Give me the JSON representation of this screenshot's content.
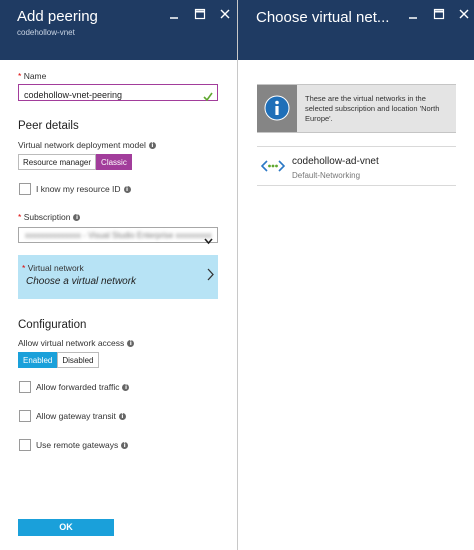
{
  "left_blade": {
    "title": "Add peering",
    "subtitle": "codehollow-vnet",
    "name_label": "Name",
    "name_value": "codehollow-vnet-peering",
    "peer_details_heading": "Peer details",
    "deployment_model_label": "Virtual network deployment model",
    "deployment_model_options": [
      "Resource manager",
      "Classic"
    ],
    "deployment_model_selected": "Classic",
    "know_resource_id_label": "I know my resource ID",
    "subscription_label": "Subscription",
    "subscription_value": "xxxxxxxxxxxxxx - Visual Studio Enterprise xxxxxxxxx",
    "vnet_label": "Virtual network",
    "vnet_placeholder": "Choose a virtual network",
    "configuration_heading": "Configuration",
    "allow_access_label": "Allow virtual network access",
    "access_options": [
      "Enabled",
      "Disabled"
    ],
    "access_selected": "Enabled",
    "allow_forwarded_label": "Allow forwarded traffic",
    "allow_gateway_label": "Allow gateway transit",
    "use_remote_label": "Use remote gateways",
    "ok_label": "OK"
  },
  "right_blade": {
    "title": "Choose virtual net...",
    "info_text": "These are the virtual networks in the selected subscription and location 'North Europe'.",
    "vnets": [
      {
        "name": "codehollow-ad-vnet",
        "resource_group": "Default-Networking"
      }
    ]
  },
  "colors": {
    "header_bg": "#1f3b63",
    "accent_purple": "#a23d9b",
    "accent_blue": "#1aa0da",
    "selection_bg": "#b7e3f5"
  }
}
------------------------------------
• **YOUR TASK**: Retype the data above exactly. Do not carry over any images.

• **ANSWER TO THIS PROBLEM**:
Give me the JSON representation of this screenshot's content.
{
  "left_blade": {
    "title": "Add peering",
    "subtitle": "codehollow-vnet",
    "name_label": "Name",
    "name_value": "codehollow-vnet-peering",
    "peer_details_heading": "Peer details",
    "deployment_model_label": "Virtual network deployment model",
    "deployment_model_options": [
      "Resource manager",
      "Classic"
    ],
    "deployment_model_selected": "Classic",
    "know_resource_id_label": "I know my resource ID",
    "subscription_label": "Subscription",
    "subscription_value": "xxxxxxxxxxxxxx - Visual Studio Enterprise xxxxxxxxx",
    "vnet_label": "Virtual network",
    "vnet_placeholder": "Choose a virtual network",
    "configuration_heading": "Configuration",
    "allow_access_label": "Allow virtual network access",
    "access_options": [
      "Enabled",
      "Disabled"
    ],
    "access_selected": "Enabled",
    "allow_forwarded_label": "Allow forwarded traffic",
    "allow_gateway_label": "Allow gateway transit",
    "use_remote_label": "Use remote gateways",
    "ok_label": "OK"
  },
  "right_blade": {
    "title": "Choose virtual net...",
    "info_text": "These are the virtual networks in the selected subscription and location 'North Europe'.",
    "vnets": [
      {
        "name": "codehollow-ad-vnet",
        "resource_group": "Default-Networking"
      }
    ]
  },
  "colors": {
    "header_bg": "#1f3b63",
    "accent_purple": "#a23d9b",
    "accent_blue": "#1aa0da",
    "selection_bg": "#b7e3f5"
  }
}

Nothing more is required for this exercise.